It is one thing to ask that the Census Bureau's revised population figures be used for every jurisdiction. It is another to ask or expect that the city's state senate districts be underpopulated from the average by over 10 percent so as to maximize their number and thereby deprive some people who live elsewhere of their fair and equal representation in Annapolis.
The state constitution requires that, after each census, the state be divided into 47 legislative districts (each containing one senator and three delegates). Past court decisions have required relatively equal population be the prime criteria for making the division. Keeping political jurisdictions intact is a strictly secondary consideration to the requirement of one person, one vote.
Ideally, using the official 1990 census figures, each of the 47 state senate districts should have 101,733 people (or as close to it as possible). Baltimore City's official 1990 population entitles it to 7.235 senate districts (which would seem to mean that, like it or not, the city and the surrounding county must share at least one senator).
Now you don't have to be a mathematical wizard to understand that, with a mandated total of 47, if one political jurisdiction gets more senate districts than it deserves, another will get less.
My county, Howard, with a 1990 population of 187,328, could (with equally poor logic) argue for two full senate districts.
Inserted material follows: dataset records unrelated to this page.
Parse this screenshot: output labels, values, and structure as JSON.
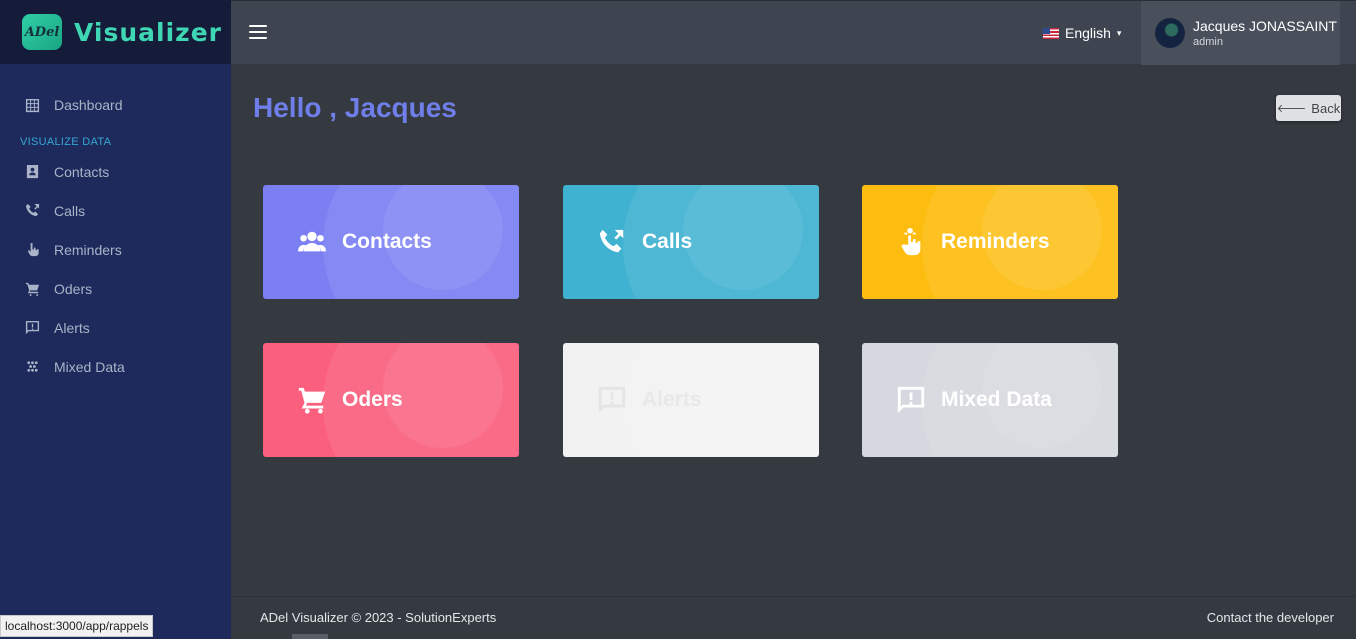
{
  "brand": {
    "logo_text": "ADel",
    "name": "Visualizer"
  },
  "sidebar": {
    "dashboard": {
      "label": "Dashboard",
      "icon": "dashboard-grid-icon"
    },
    "section_title": "VISUALIZE DATA",
    "items": [
      {
        "label": "Contacts",
        "icon": "contact-card-icon"
      },
      {
        "label": "Calls",
        "icon": "phone-icon"
      },
      {
        "label": "Reminders",
        "icon": "hand-pointer-icon"
      },
      {
        "label": "Oders",
        "icon": "cart-icon"
      },
      {
        "label": "Alerts",
        "icon": "alert-message-icon"
      },
      {
        "label": "Mixed Data",
        "icon": "dots-grid-icon"
      }
    ]
  },
  "topbar": {
    "language": "English",
    "user": {
      "name": "Jacques JONASSAINT",
      "role": "admin"
    }
  },
  "main": {
    "greeting": "Hello , Jacques",
    "back_label": "Back",
    "cards": [
      {
        "label": "Contacts",
        "icon": "users-icon",
        "color": "#7b7ff2"
      },
      {
        "label": "Calls",
        "icon": "phone-incoming-icon",
        "color": "#3fb1d1"
      },
      {
        "label": "Reminders",
        "icon": "hand-reminder-icon",
        "color": "#fdbd10"
      },
      {
        "label": "Oders",
        "icon": "cart-icon",
        "color": "#fa5f7d"
      },
      {
        "label": "Alerts",
        "icon": "alert-message-icon",
        "color": "#f2f2f2"
      },
      {
        "label": "Mixed Data",
        "icon": "alert-message-icon",
        "color": "#d5d8de"
      }
    ]
  },
  "footer": {
    "copyright": "ADel Visualizer © 2023 - SolutionExperts",
    "contact": "Contact the developer"
  },
  "statusbar": {
    "url": "localhost:3000/app/rappels"
  }
}
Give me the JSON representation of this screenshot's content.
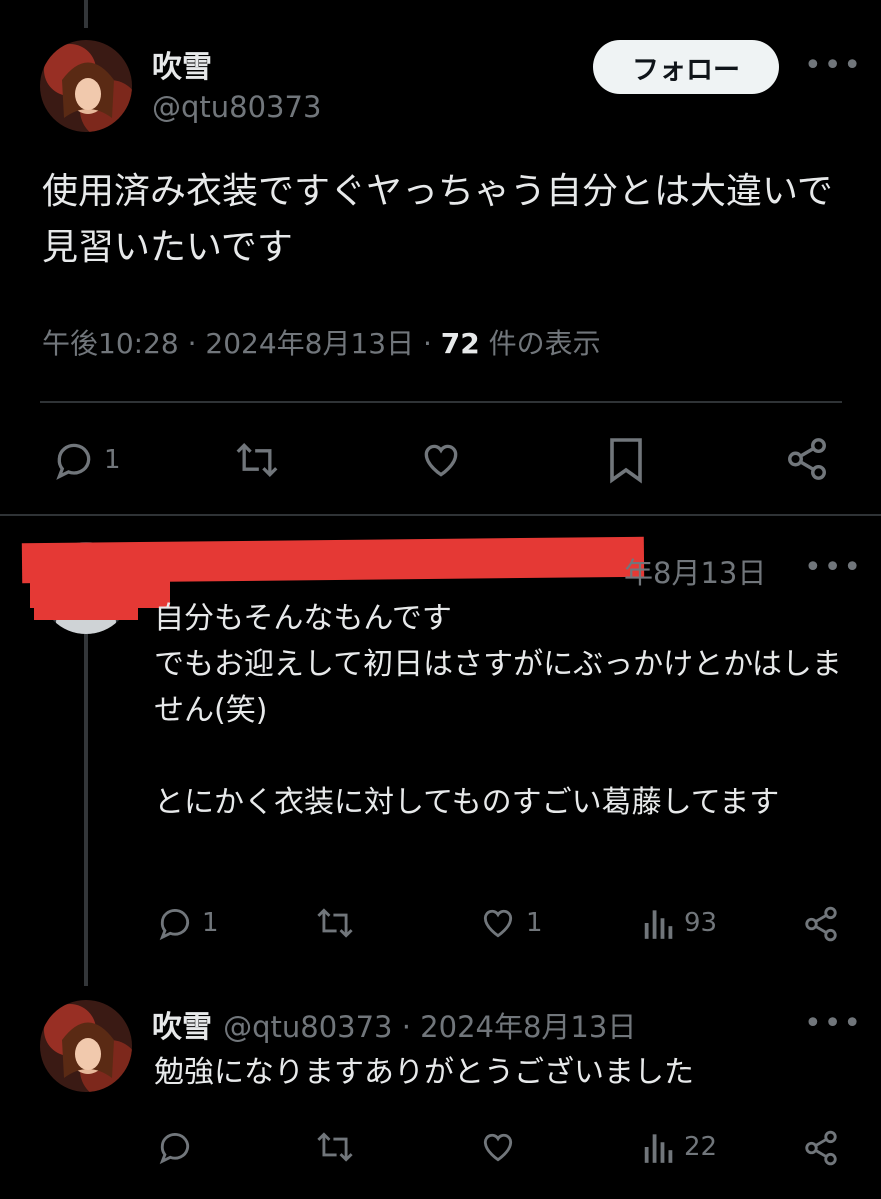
{
  "main_post": {
    "name": "吹雪",
    "handle": "@qtu80373",
    "follow_label": "フォロー",
    "text": "使用済み衣装ですぐヤっちゃう自分とは大違いで見習いたいです",
    "time": "午後10:28 · 2024年8月13日 · ",
    "views_count": "72",
    "views_label": " 件の表示",
    "reply_count": "1"
  },
  "reply1": {
    "date_visible": "年8月13日",
    "text": "自分もそんなもんです\nでもお迎えして初日はさすがにぶっかけとかはしません(笑)\n\nとにかく衣装に対してものすごい葛藤してます",
    "reply_count": "1",
    "like_count": "1",
    "view_count": "93"
  },
  "reply2": {
    "name": "吹雪",
    "handle": "@qtu80373",
    "date": " · 2024年8月13日",
    "text": "勉強になりますありがとうございました",
    "view_count": "22"
  },
  "colors": {
    "background": "#000000",
    "text": "#e7e9ea",
    "muted": "#71767b",
    "divider": "#2f3336",
    "redaction": "#e53935"
  }
}
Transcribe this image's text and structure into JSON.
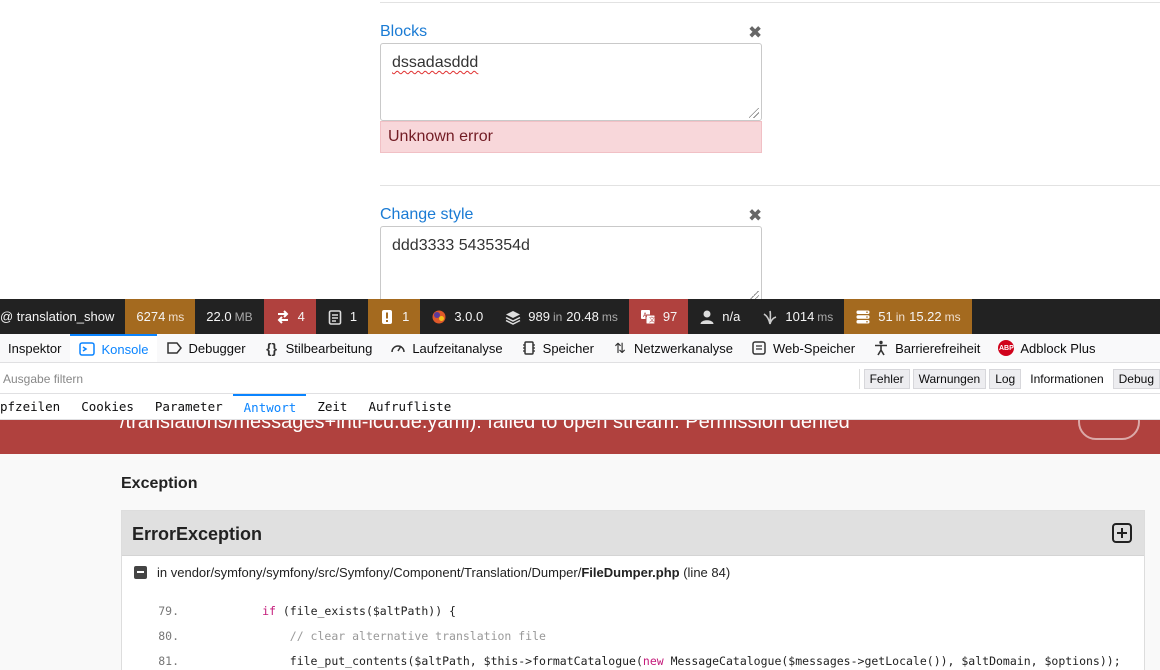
{
  "form": {
    "blocks_label": "Blocks",
    "blocks_value": "dssadasddd",
    "blocks_error": "Unknown error",
    "change_style_label": "Change style",
    "change_style_value": "ddd3333  5435354d",
    "close_glyph": "✖"
  },
  "toolbar": {
    "route": "@ translation_show",
    "time_value": "6274",
    "time_unit": "ms",
    "memory_value": "22.0",
    "memory_unit": "MB",
    "requests_count": "4",
    "forms_count": "1",
    "validator_count": "1",
    "version": "3.0.0",
    "cache_value": "989",
    "cache_in": "in",
    "cache_time": "20.48",
    "cache_unit": "ms",
    "translation_count": "97",
    "user_value": "n/a",
    "twig_value": "1014",
    "twig_unit": "ms",
    "db_value": "51",
    "db_in": "in",
    "db_time": "15.22",
    "db_unit": "ms"
  },
  "devtools": {
    "tabs": [
      "Inspektor",
      "Konsole",
      "Debugger",
      "Stilbearbeitung",
      "Laufzeitanalyse",
      "Speicher",
      "Netzwerkanalyse",
      "Web-Speicher",
      "Barrierefreiheit",
      "Adblock Plus"
    ],
    "active_tab": "Konsole",
    "filter_placeholder": "Ausgabe filtern",
    "filter_buttons": [
      "Fehler",
      "Warnungen",
      "Log",
      "Informationen",
      "Debug"
    ],
    "sub_tabs": [
      "pfzeilen",
      "Cookies",
      "Parameter",
      "Antwort",
      "Zeit",
      "Aufrufliste"
    ],
    "active_sub_tab": "Antwort"
  },
  "exception": {
    "message": "/translations/messages+intl-icu.de.yaml): failed to open stream: Permission denied",
    "section_title": "Exception",
    "class_name": "ErrorException",
    "path_prefix": "in vendor/symfony/symfony/src/Symfony/Component/Translation/Dumper/",
    "file_name": "FileDumper.php",
    "line_info": "(line 84)",
    "code_lines": [
      {
        "num": "79.",
        "indent": "            ",
        "kw1": "if",
        "rest": " (file_exists($altPath)) {"
      },
      {
        "num": "80.",
        "indent": "                ",
        "comment": "// clear alternative translation file"
      },
      {
        "num": "81.",
        "indent": "                ",
        "pre": "file_put_contents($altPath, $this->formatCatalogue(",
        "kw1": "new",
        "rest": " MessageCatalogue($messages->getLocale()), $altDomain, $options));"
      }
    ]
  }
}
After all, that would amount to an even lesser percentage deviation from the ideal than it would take for Baltimore City to get eight full ones. But how about the rest of the people in the state? Aren't they here, too? Aren't they also entitled to equal protection of the laws?
So I say to the Baltimore City politicos and their friends, let's cut the baloney and face up to the reality of what the constitution requires: fairness for all.
If fairness means that some of you have to either retire or run against one another in order to stay in the General Assembly, that's the way it goes.
* Kenneth A. Stevens.Savage.